Social media is the easy answer, but not necessarily the right one. Republicans will certainly use it. We’ve learned a lot about social media manipulation in the last couple of years, both of the “legitimate” type, where a President who is only “popular” in the most compartmentalized of ways is able to manipulate Twitter to his advantage; and of the more nefarious kind, where entities outside the United States easily deployed bots and designed fake news and events (of uncertain effect, but undoubtedly trying to get an effect).

But looking at the two sets of numbers — number of new voters and number of users on key social media platforms — an interesting picture emerges. Consider Twitter, since it played such a decisive role in Trump’s 2016 campaign. Twitter is not growing. The graph here shows how the platform peaked in 2014 and hasn’t grown meaningfully since then. In the last reported quarter of 2018, monthly active users in the U.S. decreased by a million.

The new voters are not flocking to social media. Many of them were on it already, but that just means that they are unlikely to be motivated by social media to move beyond the issues or topics that are already moving them.

Which leads to the challenging conclusion that what will really matter in the Democratic primaries — and, I think, the general election too, ultimately — is getting people invested and on board in realspace. Social media can be a catalyst or event-planning facilitator for that, but it’s not going to swing contests by itself. Ultimately, campaigns will need raw voter data and good verification and data append resources.

Campaigns will also need to go outside the lines of just checking voter records and data. Of course this has always been true. But one reason it’s even more true now is that there’s been a radical expansion of democratic participation since 2016. Florida voters approved felon voter rehabilitation in 2018. Other states are following suit either legislatively or through referendum.
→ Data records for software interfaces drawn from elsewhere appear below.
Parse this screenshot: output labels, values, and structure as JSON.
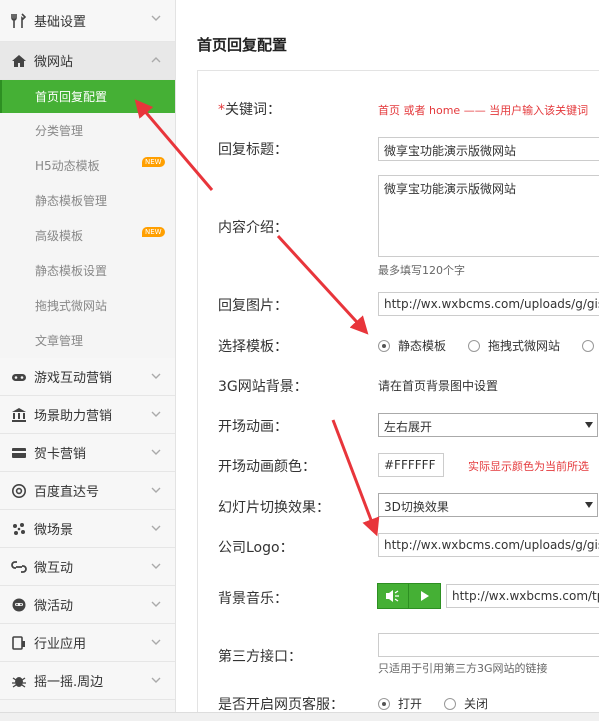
{
  "sidebar": {
    "groups_top": [
      {
        "label": "基础设置",
        "icon": "tools-icon"
      },
      {
        "label": "微网站",
        "icon": "home-icon"
      }
    ],
    "sub_items": [
      {
        "label": "首页回复配置",
        "active": true,
        "new": false
      },
      {
        "label": "分类管理",
        "active": false,
        "new": false
      },
      {
        "label": "H5动态模板",
        "active": false,
        "new": true
      },
      {
        "label": "静态模板管理",
        "active": false,
        "new": false
      },
      {
        "label": "高级模板",
        "active": false,
        "new": true
      },
      {
        "label": "静态模板设置",
        "active": false,
        "new": false
      },
      {
        "label": "拖拽式微网站",
        "active": false,
        "new": false
      },
      {
        "label": "文章管理",
        "active": false,
        "new": false
      }
    ],
    "new_badge": "NEW",
    "groups_bottom": [
      {
        "label": "游戏互动营销",
        "icon": "gamepad-icon"
      },
      {
        "label": "场景助力营销",
        "icon": "bank-icon"
      },
      {
        "label": "贺卡营销",
        "icon": "card-icon"
      },
      {
        "label": "百度直达号",
        "icon": "at-icon"
      },
      {
        "label": "微场景",
        "icon": "dots-icon"
      },
      {
        "label": "微互动",
        "icon": "chain-icon"
      },
      {
        "label": "微活动",
        "icon": "mascot-icon"
      },
      {
        "label": "行业应用",
        "icon": "device-icon"
      },
      {
        "label": "摇一摇.周边",
        "icon": "bug-icon"
      }
    ]
  },
  "main": {
    "page_title": "首页回复配置",
    "keyword": {
      "required_mark": "*",
      "label": "关键词：",
      "hint_keyword1": "首页",
      "hint_or": "或者",
      "hint_keyword2": "home",
      "hint_rest": "—— 当用户输入该关键词"
    },
    "reply_title": {
      "label": "回复标题：",
      "value": "微享宝功能演示版微网站"
    },
    "content_intro": {
      "label": "内容介绍：",
      "value": "微享宝功能演示版微网站",
      "hint": "最多填写120个字"
    },
    "reply_image": {
      "label": "回复图片：",
      "value": "http://wx.wxbcms.com/uploads/g/gisw"
    },
    "template": {
      "label": "选择模板：",
      "options": [
        "静态模板",
        "拖拽式微网站"
      ],
      "selected": "静态模板"
    },
    "bg_3g": {
      "label": "3G网站背景：",
      "text": "请在首页背景图中设置"
    },
    "opening_anim": {
      "label": "开场动画：",
      "value": "左右展开"
    },
    "opening_color": {
      "label": "开场动画颜色：",
      "value": "#FFFFFF",
      "hint": "实际显示颜色为当前所选"
    },
    "slide_effect": {
      "label": "幻灯片切换效果：",
      "value": "3D切换效果"
    },
    "company_logo": {
      "label": "公司Logo：",
      "value": "http://wx.wxbcms.com/uploads/g/gisw"
    },
    "bg_music": {
      "label": "背景音乐：",
      "value": "http://wx.wxbcms.com/tpl"
    },
    "third_party": {
      "label": "第三方接口：",
      "value": "",
      "hint": "只适用于引用第三方3G网站的链接"
    },
    "customer_service": {
      "label": "是否开启网页客服：",
      "options": [
        "打开",
        "关闭"
      ],
      "selected": "打开"
    }
  },
  "colors": {
    "accent": "#45b035",
    "annotation_red": "#e8353b",
    "required_red": "#e4393c"
  }
}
Even the new Democratically-controlled U.S. House of Representatives is on board. This is amazing, by the way —we must restore the Voting Rights Act and go much further to make the franchise universal. As a practical matter, moving these new voters will mean reaching beyond voter records, obviously, because these folks haven’t voted in a while or maybe ever. New files will be have to built based on interest or on other kinds of data. Smart voter organizing groups like Latino Victory are stepping up their voter participation game for 2020. “In 2018, Latino Victory endorsed 58 candidates, 43 of whom won their elections,” writes Rafael Bernal at The Hill. Using consumer records to fill holes in voter files is also a valid option.

So here’s the perfect storm: Twitter has peaked. Other platforms are hemorrhaging users. But voter registration and participation is rapidly expanding. It’s a perfect storm of both high turnout and issue-focused specificity. Role Call’s Nathan Gonzales says: “the bases of both parties should be at a fever pitch because of Trump and a potentially progressive Democratic nominee, with issues such as the Supreme Court, immigration, health care, and the economy at the forefront of people’s minds. And independent voters may feel pressure, after four years, to take a stance for or against a polarizing president.”

Managing public narratives is always going to be important. But campaigns need to manage — in a rapidly expanding field of new voters — volunteer recruiting and participation. More people voting means more people available to do all the things we need to do besides voting to make our candidates win.